With all the horrible weather warnings in place, and just about every other dive operation in the north island battening down the hatches, I was relieved to know that our little spot in Deep Water Cove would still be safe for our students – so off to the Bay of Islands we went. Friday afternoon looked to be a bit of a last minute scramble at Global Dive, trying to ensure we all had the appropriate gear sorted for the weekend. We then headed north, arriving quite late and having a quick tour of the Cowshed – which was quite flash, I was expecting… well, a cowshed – I crashed and burned into the pillow while listening to the rain patter down on the roof. Bliss.
The dead don’t sleep as well as I did that night. Had it not been for being in work mode, there’s no way I would have left that duvet/pillow combination without a bloody good fight. Being an advanced course in unfamiliar diving territory, there were several logistics that needed to be ironed out and hurdles overcome before we would head out into the swelly blue – the ride out was going to be bumpy with large swells bringing us lots of seaspray and loss of balance. Deep Water Cove is well protected at least, and the dive spots were very calm.

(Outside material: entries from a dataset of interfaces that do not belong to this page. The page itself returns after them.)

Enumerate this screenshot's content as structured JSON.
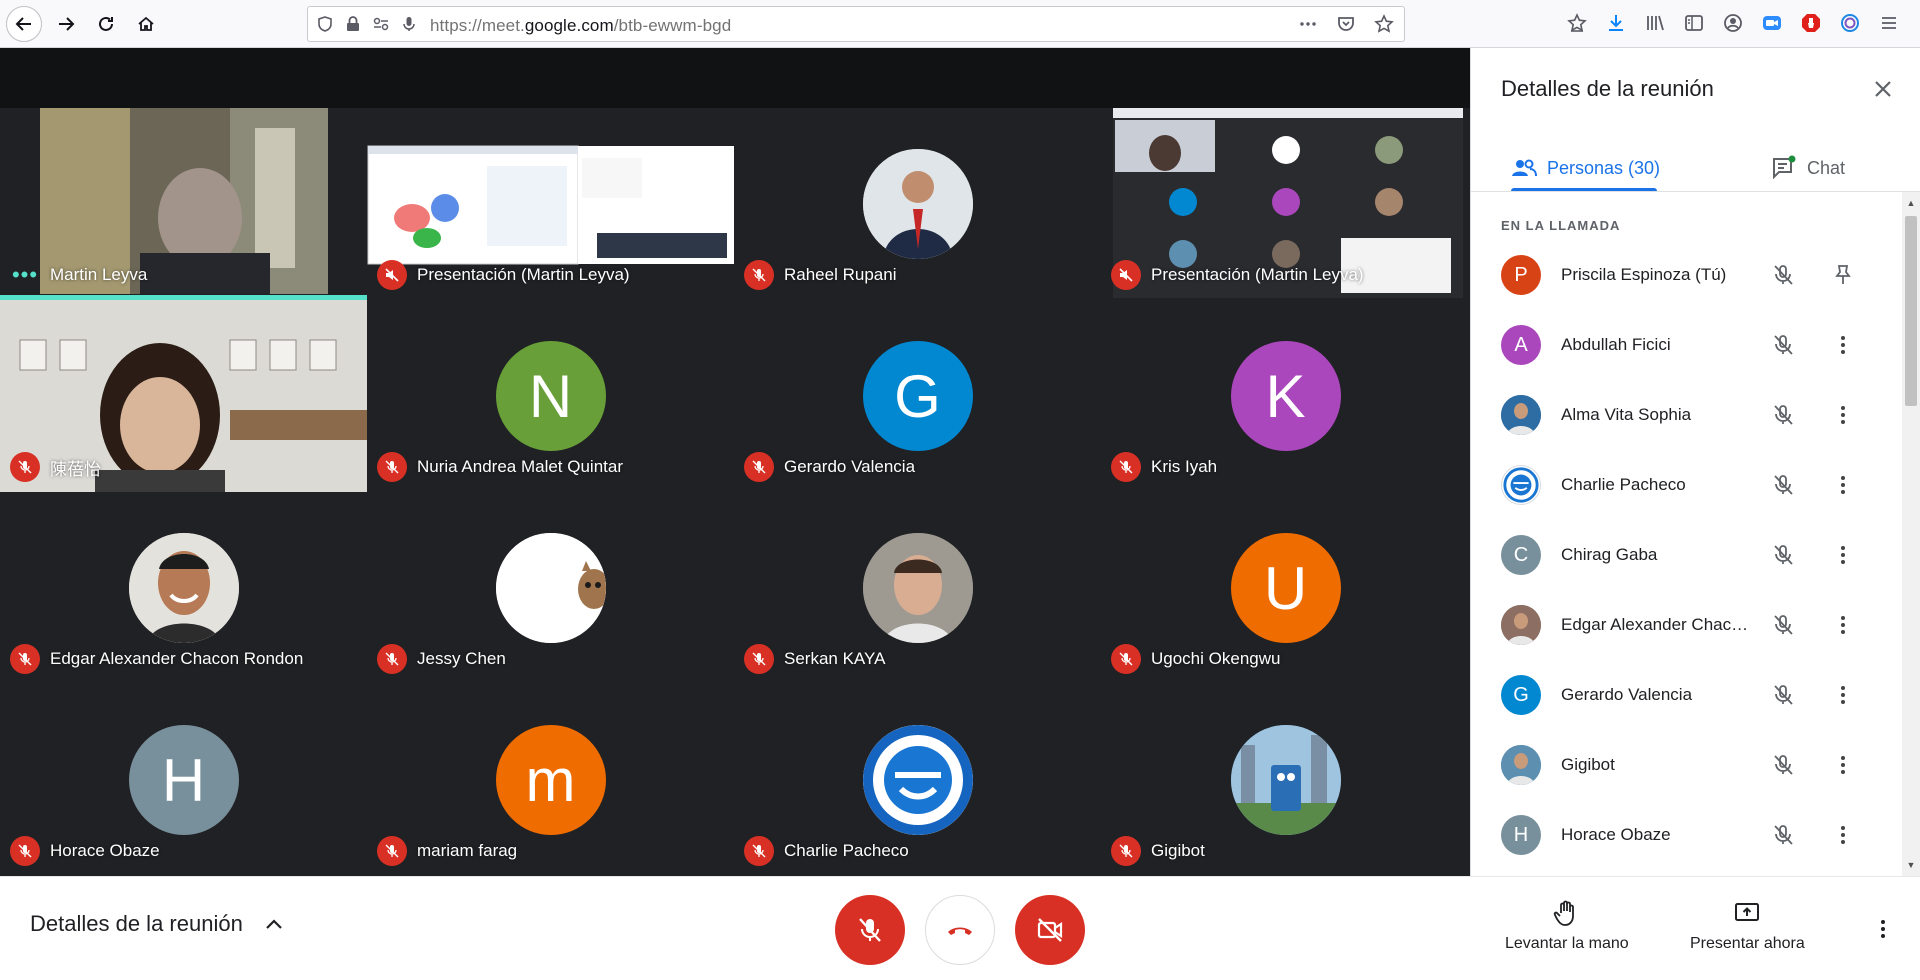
{
  "browser": {
    "url_prefix": "https://meet.",
    "url_domain": "google.com",
    "url_path": "/btb-ewwm-bgd"
  },
  "panel": {
    "title": "Detalles de la reunión",
    "tab_people": "Personas (30)",
    "tab_chat": "Chat",
    "section_label": "EN LA LLAMADA",
    "people": [
      {
        "initial": "P",
        "name": "Priscila Espinoza (Tú)",
        "color": "#d84315",
        "action": "pin-icon"
      },
      {
        "initial": "A",
        "name": "Abdullah Ficici",
        "color": "#ab47bc",
        "action": "more-vert-icon"
      },
      {
        "initial": "",
        "name": "Alma Vita Sophia",
        "color": "#2e6da4",
        "action": "more-vert-icon"
      },
      {
        "initial": "",
        "name": "Charlie Pacheco",
        "color": "#ffffff",
        "action": "more-vert-icon"
      },
      {
        "initial": "C",
        "name": "Chirag Gaba",
        "color": "#78909c",
        "action": "more-vert-icon"
      },
      {
        "initial": "",
        "name": "Edgar Alexander Chacon Rondon",
        "color": "#8d6e63",
        "action": "more-vert-icon"
      },
      {
        "initial": "G",
        "name": "Gerardo Valencia",
        "color": "#0288d1",
        "action": "more-vert-icon"
      },
      {
        "initial": "",
        "name": "Gigibot",
        "color": "#5d8fb0",
        "action": "more-vert-icon"
      },
      {
        "initial": "H",
        "name": "Horace Obaze",
        "color": "#78909c",
        "action": "more-vert-icon"
      }
    ]
  },
  "tiles": [
    {
      "name": "Martin Leyva",
      "kind": "video-person"
    },
    {
      "name": "Presentación (Martin Leyva)",
      "kind": "screen"
    },
    {
      "name": "Raheel Rupani",
      "kind": "photo"
    },
    {
      "name": "Presentación (Martin Leyva)",
      "kind": "screen-grid"
    },
    {
      "name": "陳蓓怡",
      "kind": "video-person-2"
    },
    {
      "name": "Nuria Andrea Malet Quintar",
      "initial": "N",
      "color": "#689f38"
    },
    {
      "name": "Gerardo Valencia",
      "initial": "G",
      "color": "#0288d1"
    },
    {
      "name": "Kris Iyah",
      "initial": "K",
      "color": "#ab47bc"
    },
    {
      "name": "Edgar Alexander Chacon Rondon",
      "kind": "photo"
    },
    {
      "name": "Jessy Chen",
      "kind": "cat"
    },
    {
      "name": "Serkan KAYA",
      "kind": "photo"
    },
    {
      "name": "Ugochi Okengwu",
      "initial": "U",
      "color": "#ef6c00"
    },
    {
      "name": "Horace Obaze",
      "initial": "H",
      "color": "#78909c"
    },
    {
      "name": "mariam farag",
      "initial": "m",
      "color": "#ef6c00"
    },
    {
      "name": "Charlie Pacheco",
      "kind": "logo"
    },
    {
      "name": "Gigibot",
      "kind": "photo-robot"
    }
  ],
  "bottom": {
    "details_label": "Detalles de la reunión",
    "raise_hand": "Levantar la mano",
    "present_now": "Presentar ahora"
  }
}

The dives our divers chose to do were Deep, Peak Performance Buoyancy, Wreck, Boat and Navigation. The first day we did Deep, Peak Performance Buoyancy and Wreck, and all went off without a hitch. Might I add, the Canterbury has become a new love affair for not only me, but a few of the other divers as well! Jennifer especially was really into it – I have a feeling that girl is going to be getting into her tec courses as soon as possible; she was not satisfied with the short glimpses she got of the wreck. A great time was had by all and so we headed back in to rinse our gear, debrief, and get through the rest of the theory and book work, and finally, eat.
Sunday was a less hectic day, with just Boat and Navigation left to do. I was a bit apprehensive about the Navigation dive, only because of the very likely possibility of losing divers. It nearly always happens. However, I had nothing to worry about – thanks to all the navigation specialty course practise with Pete Mesley, I was able to pass on my exemplary Nav skills to the divers – none of them got lost, none of them even needed to surface! With 4 divers doing their skills, that’s nearly unheard of. I was so proud.

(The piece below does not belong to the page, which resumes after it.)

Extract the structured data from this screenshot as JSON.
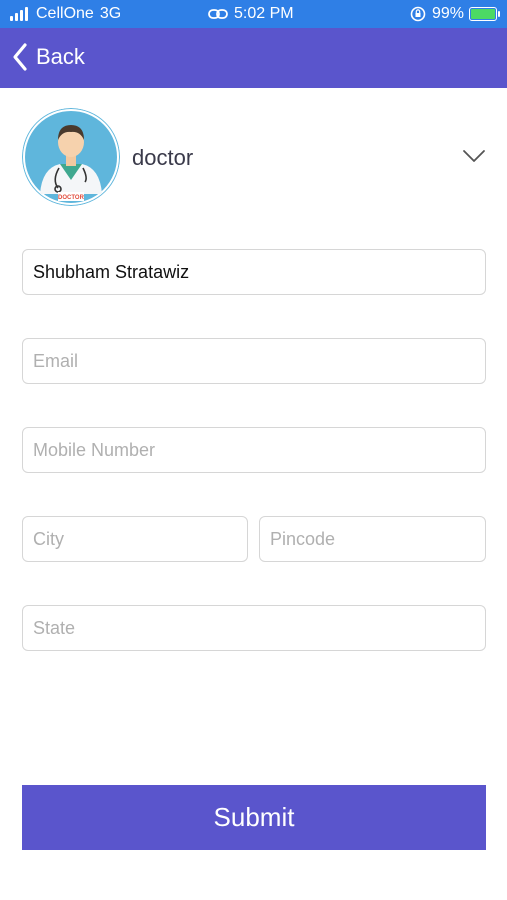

I can say with conviction that this weekend, torrential downpours notwithstanding, was a success. And yes, the Cowshed was everything Lee said it would be. I must go back soon. Very soon. I’m not done with the Canterbury just yet.
***Thanks to Jennifer Charlet for the photos***